Chocolate coming on next space station delivery (Update)

Sep 16, 2013 by Marcia Dunn
An unmanned Antares rocket sits on the launch pad at Wallops Island, Va. in an undated photo provided by NASA. It's due to lift off Wednesday, Sept. 17, 2013 on a test flight of a new cargo ship, called Cygnus, and will deliver goods to the International Space Station. NASA hired Orbital Sciences Corp., the maker of this rocket and cargo ship, to help keep the space station stockpiled.

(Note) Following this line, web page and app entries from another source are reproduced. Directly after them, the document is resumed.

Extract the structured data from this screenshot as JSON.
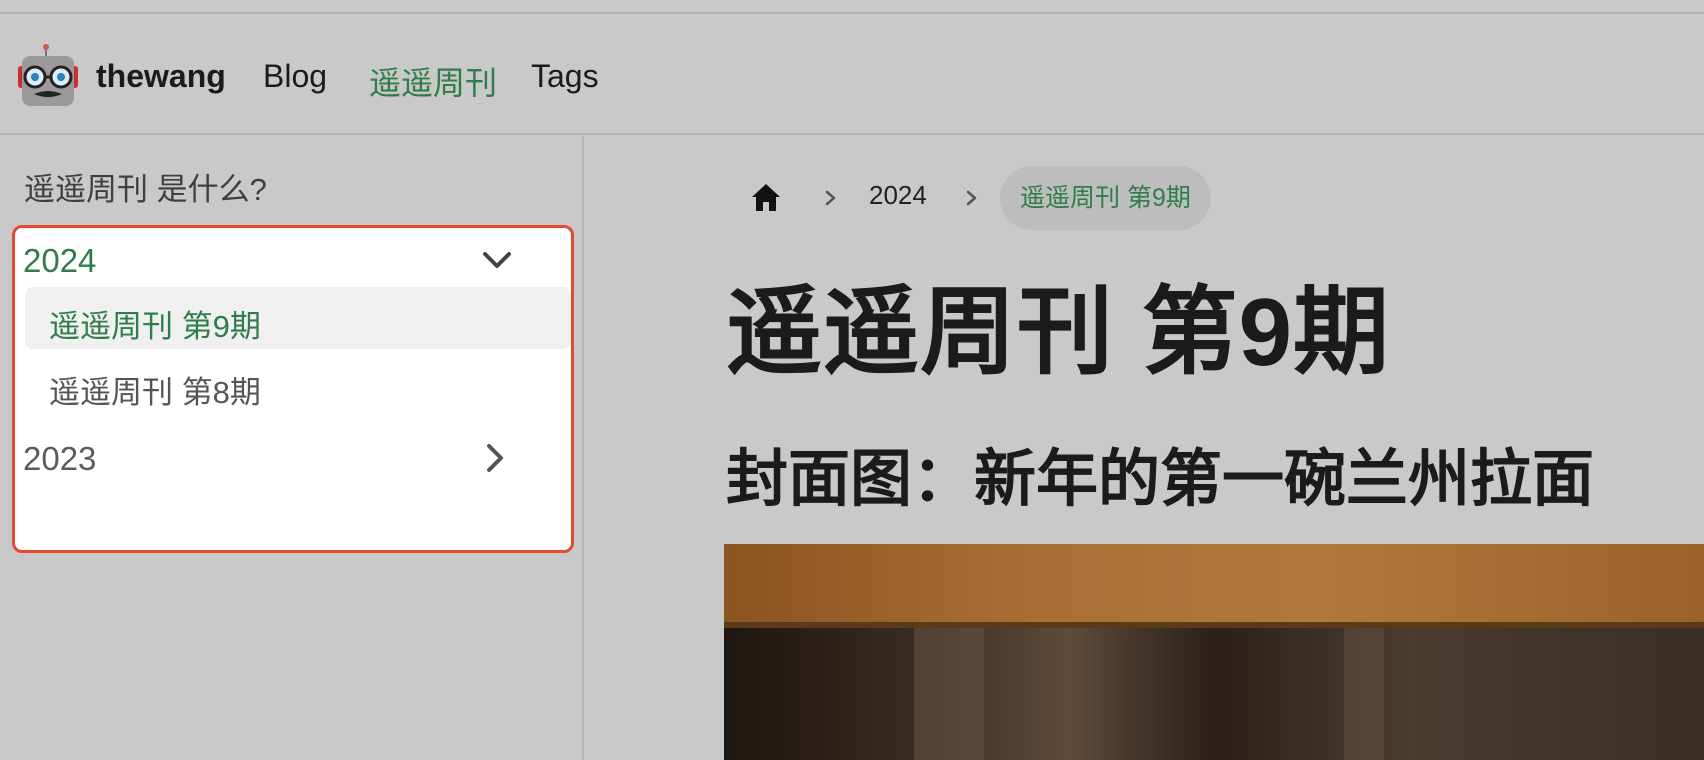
{
  "site": {
    "name": "thewang"
  },
  "nav": {
    "links": [
      {
        "label": "Blog"
      },
      {
        "label": "遥遥周刊"
      },
      {
        "label": "Tags"
      }
    ]
  },
  "sidebar": {
    "about_link": "遥遥周刊 是什么?",
    "years": [
      {
        "label": "2024",
        "state": "expanded",
        "issues": [
          {
            "label": "遥遥周刊 第9期",
            "selected": true
          },
          {
            "label": "遥遥周刊 第8期",
            "selected": false
          }
        ]
      },
      {
        "label": "2023",
        "state": "collapsed"
      }
    ]
  },
  "breadcrumb": {
    "home_icon": "home-icon",
    "items": [
      "2024",
      "遥遥周刊 第9期"
    ]
  },
  "article": {
    "title": "遥遥周刊 第9期",
    "cover_heading": "封面图：新年的第一碗兰州拉面"
  },
  "colors": {
    "accent": "#2e7d4a",
    "highlight_border": "#e44a2e",
    "background": "#c9c9c9"
  }
}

The other company in this new commercial arena is SpaceX. (AP Photo/NASA)

A U.S. company makes its debut this week as a space station delivery service, and the lone American aboard the orbiting lab is counting on a fresh stash of chocolate.

In an interview Monday with The Associated Press, NASA astronaut Karen Nyberg said she can't wait for this weekend's arrival of a new cargo ship named Cygnus. It will be the first shipment by Orbital Sciences Corp. to the International Space Station.

"You know that there's something packed away in that vehicle, something special for you ... We're human beings and we get very excited about the packages from home and some of the treats that we might get," said Nyberg.

Orbital Sciences is scheduled to launch an unmanned Antares rocket containing Cygnus on Wednesday morning

NASA is paying Orbital Sciences and the California-based SpaceX company to keep the space station well stocked now that the space shuttle era has ended.

Orbital Sciences conducted a practice Antares launch in April with a mock payload. This will be its first space station run, coming more than a year after the initial SpaceX delivery.

Because this is considered a test flight, the Cygnus will carry up mostly food and other nonessential items. That suits Nyberg and her two male crewmates—an Italian and a Russian. They have been in orbit since the end of May, with two more months to go. Three more residents arrive later next week.

Given a Wednesday launch, the Cygnus should arrive at the space station on Sunday. Unlike the SpaceX Earth-returning Dragon, it will be filled with trash and, once cut loose, burn up during descent.

Russia, Europe and Japan also send up supplies.

Explore further: New project aims to establish a human colony on Mars

More information: NASA: www.nasa.gov/mission_pages/station/main/index.html
Orbital Sciences Corp.: www.orbital.com/

Related Stories

East Coast test rocket launch scrubbed (Update 2)

Apr 17, 2013

A private company contracted by the U.S. space agency to make supply runs to the International Space Station scrubbed a Wednesday test launch of an unmanned rocket, saying cables linked to the rocket's second ...

American resupply missions to the space station progressing

Oct 02, 2012

(Phys.org)—Orbital Sciences Corporation Monday rolled the first stage of its Antares rocket to the launch pad of the nation's newest spaceport - the Mid-Atlantic Regional Spaceport at Wallops Island, Va. - while in Florida, ...

Recommended for you

New project aims to establish a human colony on Mars

3 hours ago

MarsPolar, a newly started international venture is setting its sights on the Red Planet. The project consisting of specialists from Russia, United Arab Emirates, Poland, U.S. and Ukraine has come up with a bol ...

Ceres bright spots sharpen but questions remain

May 25, 2015

The latest views of Ceres' enigmatic white spots are sharper and clearer, but it's obvious that Dawn will have to descend much lower before we'll see crucial details hidden in this overexposed splatter of ...

Rosetta's view of a comet's "great divide"

May 25, 2015

The latest image to be revealed of comet 67P/Churyumov-Gerasimenko comes from October 27, 2014, before the Philae lander even departed for its surface. Above we get a view of a dramatically-shadowed cliff ...

How long will our spacecraft survive?

May 25, 2015

There are many hazards out there, eager to disrupt and dismantle the mighty machines we send out into space. How long can they survive to perform their important missions?

Why roundworms are ideal for space studies

May 25, 2015

Humans have long been fascinated by the cosmos. Ancient cave paintings show that we've been thinking about space for much of the history of our species. The popularity of recent sci-fi movies suggest that ...

User comments : 0

Please sign in to add a comment. Registration is free, and takes less than a minute. Read more

Click here to reset your password.
Sign in to get notified via email when new comments are made.